The glory that was Brocklinds.
  • Jake Nelson
  • The glory that was Brocklind's.

Oh, Brocklind's—we miss you and your tuxedo/wedding gown/prom dress/costume rentals, your gorilla masks and chicken suits and fake mustaches. But you closed, Brocklind's, and we must come to terms with it.

Then we found out that the new establishment at Pike and Summit would be a mystery restaurant and bar, meaning downstairs neighbor Theater Schmeater would need to install an amount of soundproofing that would prohibit any actors over 5' 6" tall, or else Theater Schmeater would have to move. It was just happenstance that Brocklind's hours dovetailed with the theater's; the new place's hours would not. Theater Schmeater is moving.

Now the news about what the restaurant/bar will be: "a grand Roman-style trattoria" brought to you by Quentin Ertel, owner of The Saint and Havana. It does not yet have a name. Ertel says of Theater Schmeater's move: "Of course, I was very sorry to hear that they were leaving." More info on the grand Roman-style trattoria after the jump.

Quentin Ertel, owner of The Saint and Havana is planning a grand Roman-style trattoria for the historic Pike Street building that housed Brocklind’s formal wear until recently. His new project (still in the early stages – so no name yet) will be an all day-affair, serving simple, handcrafted food inspired by Rome and Italy’s Lazio region. The location, which is currently being restored by building owner Hunters Capital, is just the setting Ertel was after.

“The space in the Greenus Building is phenomenal for it,” Ertel says. “It’s perfectly situated, with the (First Covenant) Church to the West. I walked in and thought of Rome.” The building, on the Northeast corner of East Pike Street and Summit Avenue, was purchased by Capitol Hill developer Hunters Capital late last year. They’ve been working to restore the exterior to its original 1920s glory, and sought the perfect mix of local businesses for the neighborhood.

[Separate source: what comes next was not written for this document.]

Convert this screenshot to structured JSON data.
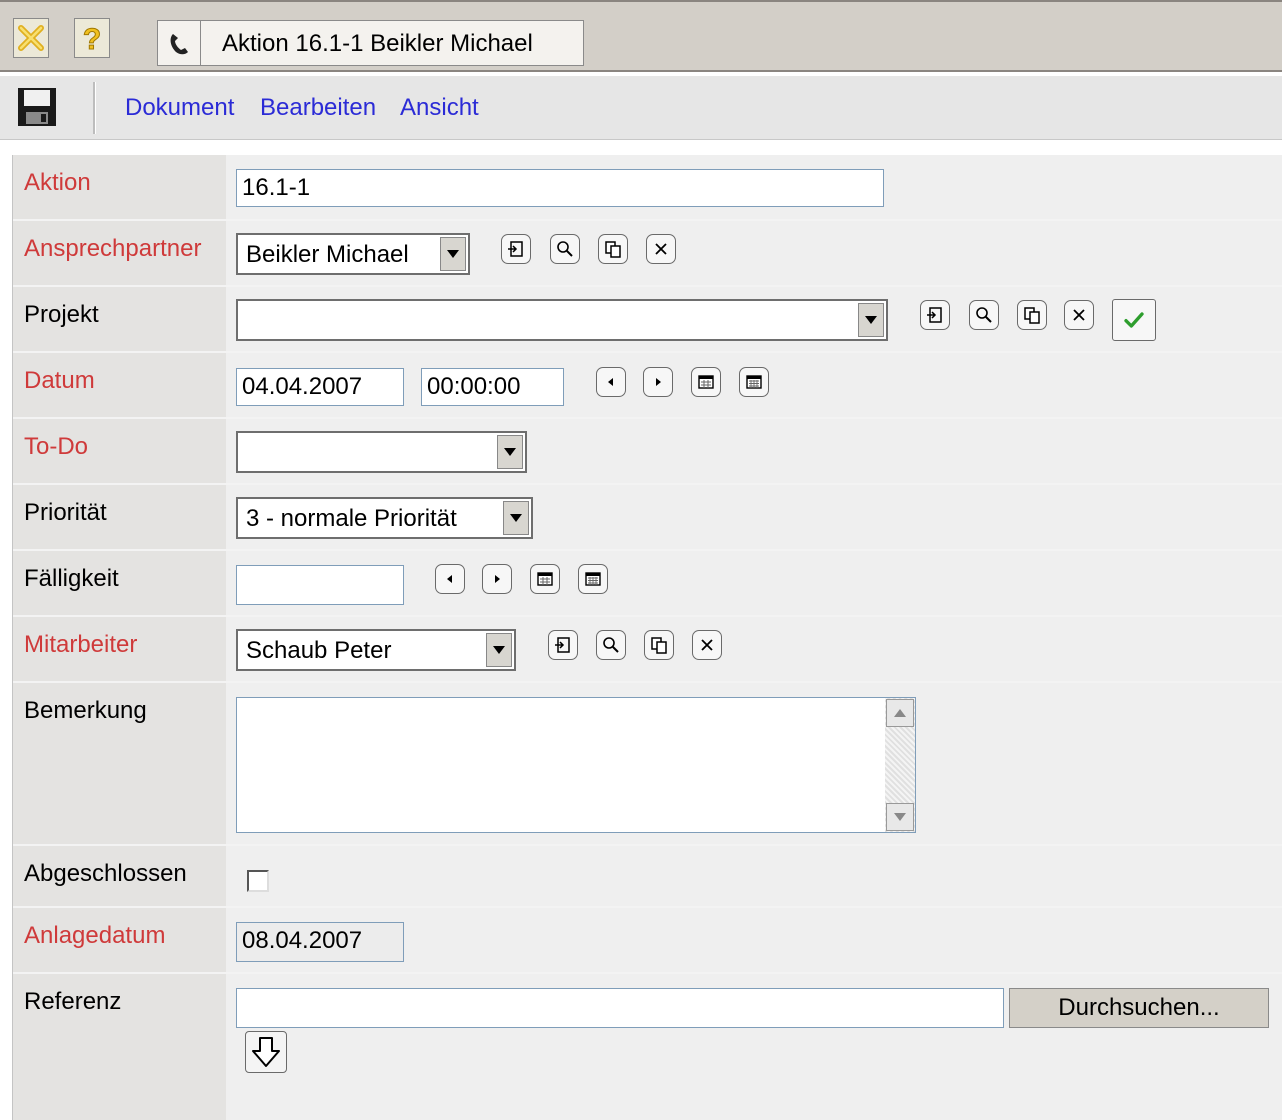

Ertel is eyeing an opening date of mid to late winter, and he plans to begin the build out as soon as Hunters Capital is done restoring the building. The talent portion of this project is still a work in progress – Ertel is still working out his management team and says he’s looking at bringing in a chef from outside Seattle. The new restaurant will occupy roughly 4,000 square feet of space and have seating for about 120.

The menu will focus on traditional Roman cooking, using great ingredients in a simple way. Expect dishes like spaghetti alla carbonara with house-cured guanciale and maiale agrodolce (pork chop with honey, balsamic and rosemary). Ertel is also planning an ambitious bar program with cocktails based around Italian aperitivi and digestivi.

And while the space will be a perfect backdrop for sipping Aperol, Cynar and the like, Ertel says it’s the lovingly restored building and great neighbors in the building that really made the location a perfect fit.

Edie’s Shoes is making a two-block move to the Greenus after being displaced by redevelopment on East Pine Street, and Hunters Capital is working out the details of another retailer, a much-loved, high-end home furnishings store. “I think they are really great local businesses that embody the spirit of Capitol Hill,” Ertel says. “And that’s what it’s all about – the neighborhood.”